A war of words over Taiwan. Chinese President Xi Jinping delivered a speech yesterday to mark the 40th anniversary of Beijing’s call to end military confrontation with Taiwan, known as the “message to compatriots in Taiwan.” Xi’s new message to Taiwanese compatriots was not only that unification with the mainland is inevitable and in the interests of both sides, but also that China and Taiwan should begin “democratic consultation” on relations and on the future of the Chinese nation. Xi also said that China “make[s] no promise to renounce the use of force.” He was referring to external forces and to a small contingent of Taiwanese separatists, but it’s clear that his comment targeted one country in particular: the United States. Just a few days ago, U.S. President Donald Trump signed the Asia Reassurance Initiative Act, which promises to encourage high-ranking U.S. officials to visit Taiwan, much to China’s chagrin. Taiwan’s president strongly criticized Xi’s comments and said Taiwan would continue seeking a “Taiwan-centric” future. There’s more smoke here than fire, but if there is a spark, it’s in Xi tying Taiwan’s future to his vision for China’s “national rejuvenation.” That’s not the kind of comment that can easily be forgotten.

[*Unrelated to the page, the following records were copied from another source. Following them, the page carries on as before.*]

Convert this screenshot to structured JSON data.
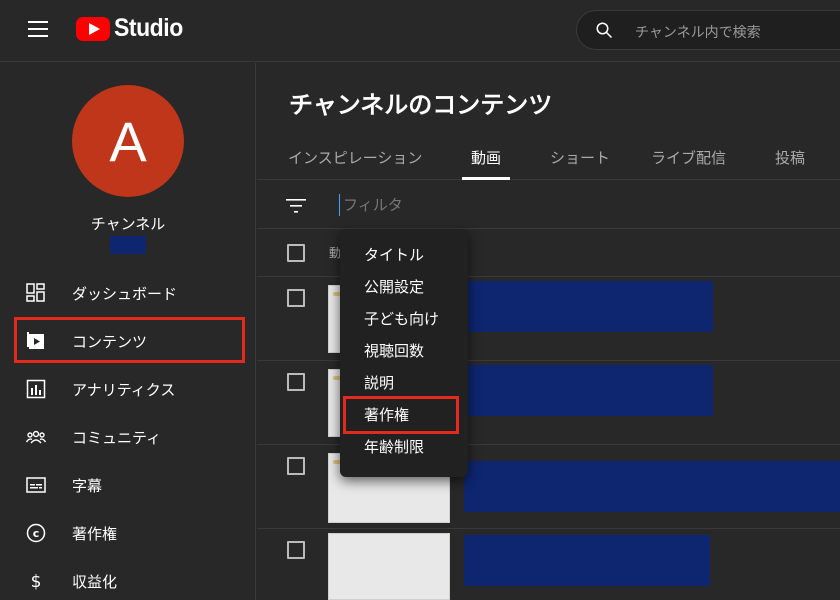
{
  "header": {
    "logo_text": "Studio",
    "search_placeholder": "チャンネル内で検索"
  },
  "sidebar": {
    "avatar_letter": "A",
    "channel_name": "チャンネル",
    "items": [
      {
        "label": "ダッシュボード",
        "icon": "dashboard-icon"
      },
      {
        "label": "コンテンツ",
        "icon": "content-icon",
        "selected": true
      },
      {
        "label": "アナリティクス",
        "icon": "analytics-icon"
      },
      {
        "label": "コミュニティ",
        "icon": "community-icon"
      },
      {
        "label": "字幕",
        "icon": "subtitles-icon"
      },
      {
        "label": "著作権",
        "icon": "copyright-icon"
      },
      {
        "label": "収益化",
        "icon": "monetization-icon"
      }
    ]
  },
  "main": {
    "title": "チャンネルのコンテンツ",
    "tabs": [
      {
        "label": "インスピレーション"
      },
      {
        "label": "動画",
        "active": true
      },
      {
        "label": "ショート"
      },
      {
        "label": "ライブ配信"
      },
      {
        "label": "投稿"
      }
    ],
    "filter_placeholder": "フィルタ",
    "column_header": "動"
  },
  "filter_menu": {
    "items": [
      "タイトル",
      "公開設定",
      "子ども向け",
      "視聴回数",
      "説明",
      "著作権",
      "年齢制限"
    ],
    "highlighted": "著作権"
  },
  "colors": {
    "background": "#282828",
    "accent_red": "#e32a1c",
    "avatar": "#c0361b",
    "redaction": "#0e2670"
  }
}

China’s liquidity problem. China’s central bank announced Wednesday that, effective immediately, it would lower the reserve requirement ratio for qualifying financial institutions, enabling banks to lend more money to Chinese businesses. According to news agency Xinhua, the central bank’s statement also indicated that financial institutions’ enjoyment of the lower reserve requirement ratio would depend on their extending a “certain share of their loans” to small businesses – and on expanding the definition of a small business. The term previously applied to companies borrowing 5 million yuan ($727,000) or less. That threshold has now been doubled. In effect, China is attempting to increase both the liquidity in the system and the number of companies that can take advantage of it. Bloomberg and Citic Securities Co. reported that the move was part of a broader push to fill a $625 billion liquidity hole in advance of the upcoming Lunar New Year holiday. None of this is unusual – China cut the reserve requirement ratio four times last year, and a liquidity crunch around the Lunar New Year is par for the course. Still, it remains to be seen how well China manages the changes given its other worrying economic indicators.

Brazil sets its sights high. U.S. Secretary of State Mike Pompeo visited Colombia and Brazil yesterday. At a press conference with Brazilian Foreign Minister Ernesto Araujo, Pompeo said the two had discussed the situation in Venezuela and Washington’s “deep desire to return democracy to the Venezuelan people.” The comment has garnered a lot of attention, but the U.S. has been making similar remarks since October. More notable was Araujo’s response to Pompeo’s statement that the U.S. was looking for partners in the region that “shared American values.” Araujo said Brazil was realigning to “work in favor of its values and ideals of the people,” adding that his was a “big country” and needed to start acting like one. The visit was cordial, and the U.S. and Brazil have several interests in common, but it’s clear that Brazil won’t simply do the United States’ bidding. How the new Brazilian government defines its interests going forward will be important to watch.

Honorable Mentions

  • A Chinese lunar rover became the first spacecraft to land on the far side of the moon.
  • Local media report additional Turkish troop deployments on the border with Syria.
  • A U.S. delegation is on a two-day visit to Turkey to discuss the possible extradition of Turkish cleric Fethullah Gulen, who has been living in self-imposed exile in the United States.
  • The next round of U.S.-Taliban talks will be held by the end of the month.
  • On the first day of trading this year, the Russian ruble fell to an almost three-year low on the dollar.